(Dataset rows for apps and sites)

------------------------------------------------

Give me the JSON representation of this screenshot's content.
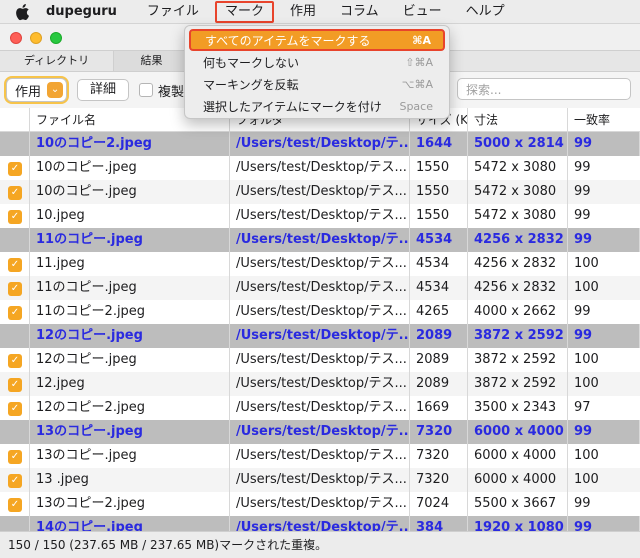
{
  "menubar": {
    "app_name": "dupeguru",
    "items": [
      "ファイル",
      "マーク",
      "作用",
      "コラム",
      "ビュー",
      "ヘルプ"
    ]
  },
  "dropdown": {
    "items": [
      {
        "label": "すべてのアイテムをマークする",
        "shortcut": "⌘A"
      },
      {
        "label": "何もマークしない",
        "shortcut": "⇧⌘A"
      },
      {
        "label": "マーキングを反転",
        "shortcut": "⌥⌘A"
      },
      {
        "label": "選択したアイテムにマークを付け",
        "shortcut": "Space"
      }
    ]
  },
  "tabs": [
    "ディレクトリ",
    "結果"
  ],
  "toolbar": {
    "action_label": "作用",
    "detail_label": "詳細",
    "dupes_label": "複製",
    "search_placeholder": "探索..."
  },
  "table": {
    "headers": [
      "",
      "ファイル名",
      "フォルダ",
      "サイズ (KB)",
      "寸法",
      "一致率"
    ],
    "rows": [
      {
        "ref": true,
        "checked": false,
        "name": "10のコピー2.jpeg",
        "folder": "/Users/test/Desktop/テ...",
        "size": "1644",
        "dim": "5000 x 2814",
        "match": "99"
      },
      {
        "ref": false,
        "checked": true,
        "name": "10のコピー.jpeg",
        "folder": "/Users/test/Desktop/テス...",
        "size": "1550",
        "dim": "5472 x 3080",
        "match": "99"
      },
      {
        "ref": false,
        "checked": true,
        "name": "10のコピー.jpeg",
        "folder": "/Users/test/Desktop/テス...",
        "size": "1550",
        "dim": "5472 x 3080",
        "match": "99"
      },
      {
        "ref": false,
        "checked": true,
        "name": "10.jpeg",
        "folder": "/Users/test/Desktop/テス...",
        "size": "1550",
        "dim": "5472 x 3080",
        "match": "99"
      },
      {
        "ref": true,
        "checked": false,
        "name": "11のコピー.jpeg",
        "folder": "/Users/test/Desktop/テ...",
        "size": "4534",
        "dim": "4256 x 2832",
        "match": "99"
      },
      {
        "ref": false,
        "checked": true,
        "name": "11.jpeg",
        "folder": "/Users/test/Desktop/テス...",
        "size": "4534",
        "dim": "4256 x 2832",
        "match": "100"
      },
      {
        "ref": false,
        "checked": true,
        "name": "11のコピー.jpeg",
        "folder": "/Users/test/Desktop/テス...",
        "size": "4534",
        "dim": "4256 x 2832",
        "match": "100"
      },
      {
        "ref": false,
        "checked": true,
        "name": "11のコピー2.jpeg",
        "folder": "/Users/test/Desktop/テス...",
        "size": "4265",
        "dim": "4000 x 2662",
        "match": "99"
      },
      {
        "ref": true,
        "checked": false,
        "name": "12のコピー.jpeg",
        "folder": "/Users/test/Desktop/テ...",
        "size": "2089",
        "dim": "3872 x 2592",
        "match": "99"
      },
      {
        "ref": false,
        "checked": true,
        "name": "12のコピー.jpeg",
        "folder": "/Users/test/Desktop/テス...",
        "size": "2089",
        "dim": "3872 x 2592",
        "match": "100"
      },
      {
        "ref": false,
        "checked": true,
        "name": "12.jpeg",
        "folder": "/Users/test/Desktop/テス...",
        "size": "2089",
        "dim": "3872 x 2592",
        "match": "100"
      },
      {
        "ref": false,
        "checked": true,
        "name": "12のコピー2.jpeg",
        "folder": "/Users/test/Desktop/テス...",
        "size": "1669",
        "dim": "3500 x 2343",
        "match": "97"
      },
      {
        "ref": true,
        "checked": false,
        "name": "13のコピー.jpeg",
        "folder": "/Users/test/Desktop/テ...",
        "size": "7320",
        "dim": "6000 x 4000",
        "match": "99"
      },
      {
        "ref": false,
        "checked": true,
        "name": "13のコピー.jpeg",
        "folder": "/Users/test/Desktop/テス...",
        "size": "7320",
        "dim": "6000 x 4000",
        "match": "100"
      },
      {
        "ref": false,
        "checked": true,
        "name": "13 .jpeg",
        "folder": "/Users/test/Desktop/テス...",
        "size": "7320",
        "dim": "6000 x 4000",
        "match": "100"
      },
      {
        "ref": false,
        "checked": true,
        "name": "13のコピー2.jpeg",
        "folder": "/Users/test/Desktop/テス...",
        "size": "7024",
        "dim": "5500 x 3667",
        "match": "99"
      },
      {
        "ref": true,
        "checked": false,
        "name": "14のコピー.jpeg",
        "folder": "/Users/test/Desktop/テ...",
        "size": "384",
        "dim": "1920 x 1080",
        "match": "99"
      }
    ]
  },
  "status": "150 / 150 (237.65 MB / 237.65 MB)マークされた重複。",
  "colors": {
    "accent": "#f5a623",
    "ref_row_text": "#2a2ae0",
    "ref_row_bg": "#bdbdbd",
    "highlight_border": "#e8442c"
  }
}
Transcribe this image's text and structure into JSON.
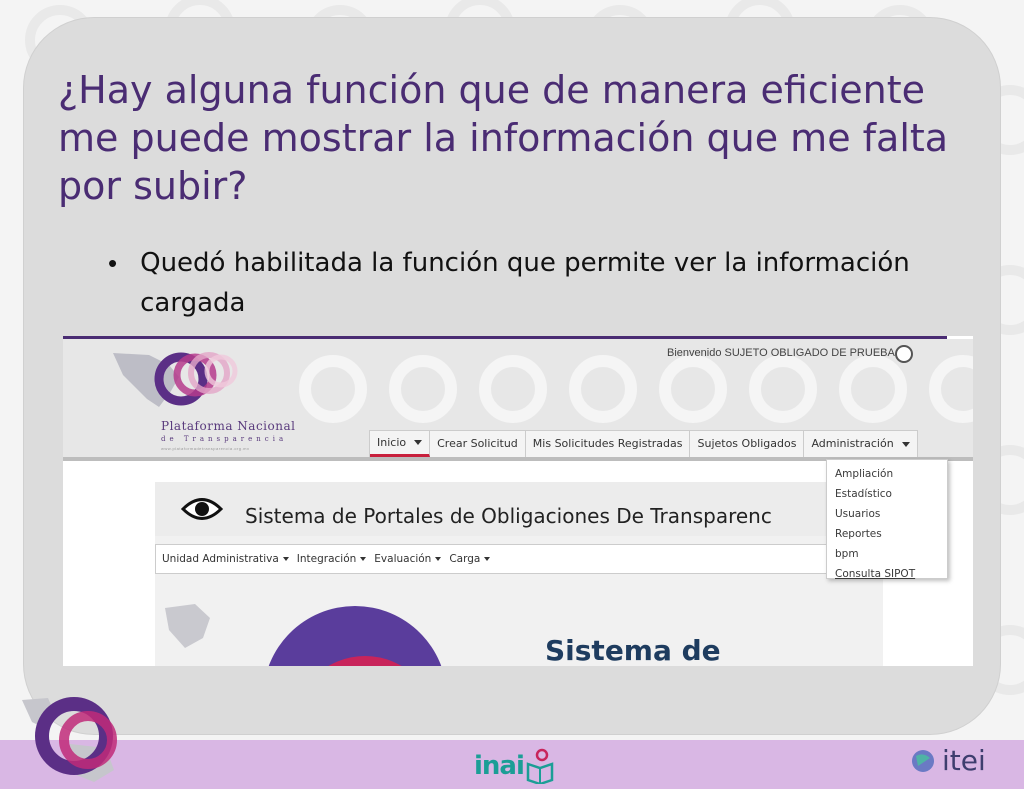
{
  "slide": {
    "title": "¿Hay alguna función que de manera eficiente me puede mostrar la información que me falta por subir?",
    "bullet": "Quedó habilitada la función que permite ver la información cargada"
  },
  "screenshot": {
    "logo": {
      "name": "Plataforma Nacional",
      "subtitle": "de Transparencia",
      "url": "www.plataformadetransparencia.org.mx"
    },
    "welcome": "Bienvenido SUJETO OBLIGADO DE PRUEBA",
    "nav": [
      {
        "label": "Inicio",
        "dropdown": true,
        "active": true
      },
      {
        "label": "Crear Solicitud",
        "dropdown": false
      },
      {
        "label": "Mis Solicitudes Registradas",
        "dropdown": false
      },
      {
        "label": "Sujetos Obligados",
        "dropdown": false
      },
      {
        "label": "Administración",
        "dropdown": true
      }
    ],
    "dropdown_items": [
      "Ampliación",
      "Estadístico",
      "Usuarios",
      "Reportes",
      "bpm",
      "Consulta SIPOT"
    ],
    "content_title": "Sistema de Portales de Obligaciones De Transparenc",
    "subnav": [
      "Unidad Administrativa",
      "Integración",
      "Evaluación",
      "Carga"
    ],
    "hero_text": "Sistema de"
  },
  "footer": {
    "inai_label": "inai",
    "itei_label": "itei"
  },
  "colors": {
    "title": "#4a2c73",
    "footer_bg": "#d9b7e4",
    "inai": "#1b9e96",
    "active_tab": "#c8203d"
  }
}
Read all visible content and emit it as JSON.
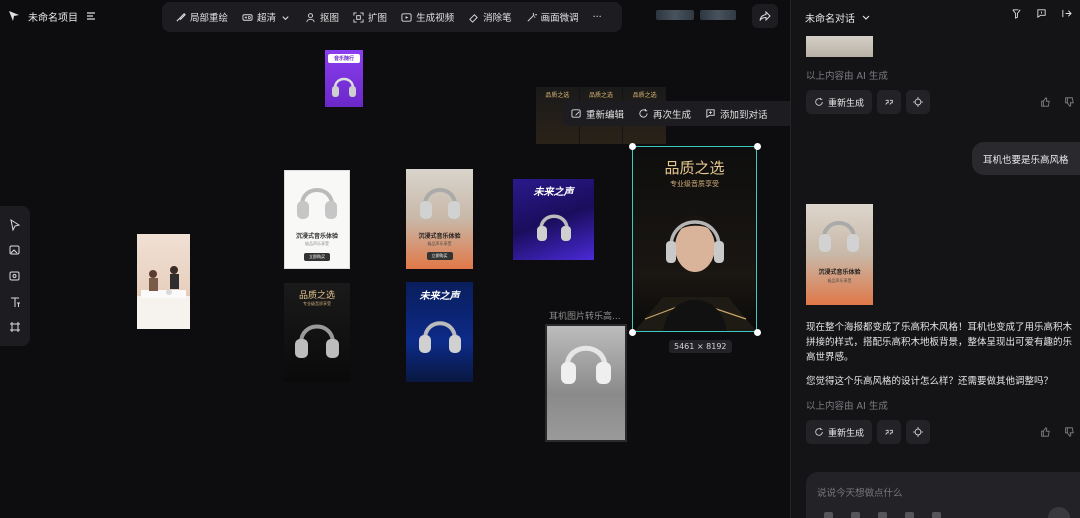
{
  "project": {
    "title": "未命名项目"
  },
  "toolbar": {
    "items": [
      {
        "label": "局部重绘",
        "icon": "brush-icon"
      },
      {
        "label": "超清",
        "icon": "hd-icon"
      },
      {
        "label": "抠图",
        "icon": "cutout-icon"
      },
      {
        "label": "扩图",
        "icon": "expand-icon"
      },
      {
        "label": "生成视频",
        "icon": "video-icon"
      },
      {
        "label": "消除笔",
        "icon": "eraser-icon"
      },
      {
        "label": "画面微调",
        "icon": "adjust-icon"
      }
    ],
    "more": "···"
  },
  "context_toolbar": {
    "items": [
      {
        "label": "重新编辑",
        "icon": "edit-icon"
      },
      {
        "label": "再次生成",
        "icon": "regenerate-icon"
      },
      {
        "label": "添加到对话",
        "icon": "add-to-chat-icon"
      }
    ]
  },
  "canvas": {
    "selected_size": "5461 × 8192",
    "lego_caption": "耳机图片转乐高...",
    "posters": {
      "purple_tag": "音乐随行",
      "white_title": "沉浸式音乐体验",
      "white_sub": "极品声乐享受",
      "white_btn": "立即购买",
      "lego1_title": "沉浸式音乐体验",
      "lego1_sub": "极品声乐享受",
      "lego1_btn": "立即购买",
      "future_title": "未来之声",
      "dark_title": "品质之选",
      "dark_sub": "专业级音质享受",
      "selected_title": "品质之选",
      "selected_sub": "专业级音质享受",
      "strip_title": "品质之选"
    }
  },
  "panel": {
    "title": "未命名对话",
    "ai_note": "以上内容由 AI 生成",
    "regenerate_label": "重新生成",
    "user_message": "耳机也要是乐高风格",
    "image_title": "沉浸式音乐体验",
    "image_sub": "极品声乐享受",
    "ai_reply_1": "现在整个海报都变成了乐高积木风格！耳机也变成了用乐高积木拼接的样式，搭配乐高积木地板背景，整体呈现出可爱有趣的乐高世界感。",
    "ai_reply_2": "您觉得这个乐高风格的设计怎么样？还需要做其他调整吗？",
    "input_placeholder": "说说今天想做点什么"
  },
  "colors": {
    "selection": "#3cc9c0",
    "gold": "#e8c890",
    "panel_bg": "#141417"
  }
}
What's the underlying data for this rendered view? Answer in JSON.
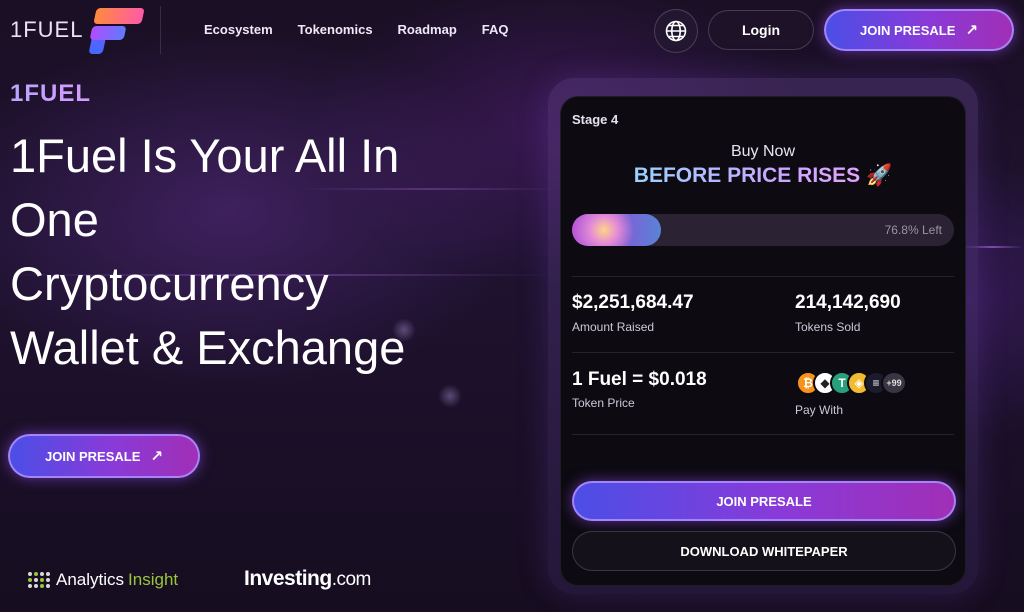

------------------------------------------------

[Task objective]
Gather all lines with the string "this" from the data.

[Exercise result]
Give me the JSON representation of this screenshot's content.
Transcribe this image's text and structure into JSON.
What's the underlying data for this rendered view? Answer in JSON.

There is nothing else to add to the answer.